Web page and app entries
☆ ☆ ☆
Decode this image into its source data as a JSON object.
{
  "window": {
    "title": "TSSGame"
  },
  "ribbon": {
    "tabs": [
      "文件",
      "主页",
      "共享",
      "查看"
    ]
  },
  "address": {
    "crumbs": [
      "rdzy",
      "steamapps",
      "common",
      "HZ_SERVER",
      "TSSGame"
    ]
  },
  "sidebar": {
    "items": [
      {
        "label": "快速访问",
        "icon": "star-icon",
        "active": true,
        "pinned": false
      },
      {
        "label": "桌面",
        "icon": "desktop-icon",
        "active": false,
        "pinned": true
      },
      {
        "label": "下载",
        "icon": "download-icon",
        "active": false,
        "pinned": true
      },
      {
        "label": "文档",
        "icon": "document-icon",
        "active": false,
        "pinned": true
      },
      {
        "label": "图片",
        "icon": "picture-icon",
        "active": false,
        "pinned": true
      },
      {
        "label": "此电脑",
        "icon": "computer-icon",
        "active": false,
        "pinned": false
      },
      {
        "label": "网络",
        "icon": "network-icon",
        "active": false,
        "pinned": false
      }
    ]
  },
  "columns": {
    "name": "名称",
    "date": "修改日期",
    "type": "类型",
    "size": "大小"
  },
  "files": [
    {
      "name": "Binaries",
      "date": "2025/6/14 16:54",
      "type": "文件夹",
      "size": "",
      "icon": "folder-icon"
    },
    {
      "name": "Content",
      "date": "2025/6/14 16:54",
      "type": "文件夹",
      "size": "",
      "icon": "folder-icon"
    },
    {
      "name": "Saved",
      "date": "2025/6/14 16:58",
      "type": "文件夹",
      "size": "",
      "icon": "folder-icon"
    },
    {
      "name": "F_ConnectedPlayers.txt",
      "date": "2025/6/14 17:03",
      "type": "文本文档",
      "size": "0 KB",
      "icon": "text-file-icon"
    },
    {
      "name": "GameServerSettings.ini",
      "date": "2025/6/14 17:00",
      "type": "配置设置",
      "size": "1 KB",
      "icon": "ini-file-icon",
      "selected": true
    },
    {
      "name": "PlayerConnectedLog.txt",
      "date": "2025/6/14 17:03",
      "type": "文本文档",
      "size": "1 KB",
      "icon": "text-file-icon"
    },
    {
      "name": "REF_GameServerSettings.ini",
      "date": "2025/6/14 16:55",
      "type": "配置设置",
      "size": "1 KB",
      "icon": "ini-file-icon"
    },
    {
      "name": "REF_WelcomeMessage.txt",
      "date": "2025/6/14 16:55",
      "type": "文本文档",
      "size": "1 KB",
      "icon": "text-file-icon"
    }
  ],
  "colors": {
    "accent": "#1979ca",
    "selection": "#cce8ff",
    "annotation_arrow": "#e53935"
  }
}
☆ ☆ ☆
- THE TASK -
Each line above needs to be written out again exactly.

- EXERCISE SOLUTION -
Decode this image into its source data as a JSON object.
{
  "window": {
    "title": "TSSGame"
  },
  "ribbon": {
    "tabs": [
      "文件",
      "主页",
      "共享",
      "查看"
    ]
  },
  "address": {
    "crumbs": [
      "rdzy",
      "steamapps",
      "common",
      "HZ_SERVER",
      "TSSGame"
    ]
  },
  "sidebar": {
    "items": [
      {
        "label": "快速访问",
        "icon": "star-icon",
        "active": true,
        "pinned": false
      },
      {
        "label": "桌面",
        "icon": "desktop-icon",
        "active": false,
        "pinned": true
      },
      {
        "label": "下载",
        "icon": "download-icon",
        "active": false,
        "pinned": true
      },
      {
        "label": "文档",
        "icon": "document-icon",
        "active": false,
        "pinned": true
      },
      {
        "label": "图片",
        "icon": "picture-icon",
        "active": false,
        "pinned": true
      },
      {
        "label": "此电脑",
        "icon": "computer-icon",
        "active": false,
        "pinned": false
      },
      {
        "label": "网络",
        "icon": "network-icon",
        "active": false,
        "pinned": false
      }
    ]
  },
  "columns": {
    "name": "名称",
    "date": "修改日期",
    "type": "类型",
    "size": "大小"
  },
  "files": [
    {
      "name": "Binaries",
      "date": "2025/6/14 16:54",
      "type": "文件夹",
      "size": "",
      "icon": "folder-icon"
    },
    {
      "name": "Content",
      "date": "2025/6/14 16:54",
      "type": "文件夹",
      "size": "",
      "icon": "folder-icon"
    },
    {
      "name": "Saved",
      "date": "2025/6/14 16:58",
      "type": "文件夹",
      "size": "",
      "icon": "folder-icon"
    },
    {
      "name": "F_ConnectedPlayers.txt",
      "date": "2025/6/14 17:03",
      "type": "文本文档",
      "size": "0 KB",
      "icon": "text-file-icon"
    },
    {
      "name": "GameServerSettings.ini",
      "date": "2025/6/14 17:00",
      "type": "配置设置",
      "size": "1 KB",
      "icon": "ini-file-icon",
      "selected": true
    },
    {
      "name": "PlayerConnectedLog.txt",
      "date": "2025/6/14 17:03",
      "type": "文本文档",
      "size": "1 KB",
      "icon": "text-file-icon"
    },
    {
      "name": "REF_GameServerSettings.ini",
      "date": "2025/6/14 16:55",
      "type": "配置设置",
      "size": "1 KB",
      "icon": "ini-file-icon"
    },
    {
      "name": "REF_WelcomeMessage.txt",
      "date": "2025/6/14 16:55",
      "type": "文本文档",
      "size": "1 KB",
      "icon": "text-file-icon"
    }
  ],
  "colors": {
    "accent": "#1979ca",
    "selection": "#cce8ff",
    "annotation_arrow": "#e53935"
  }
}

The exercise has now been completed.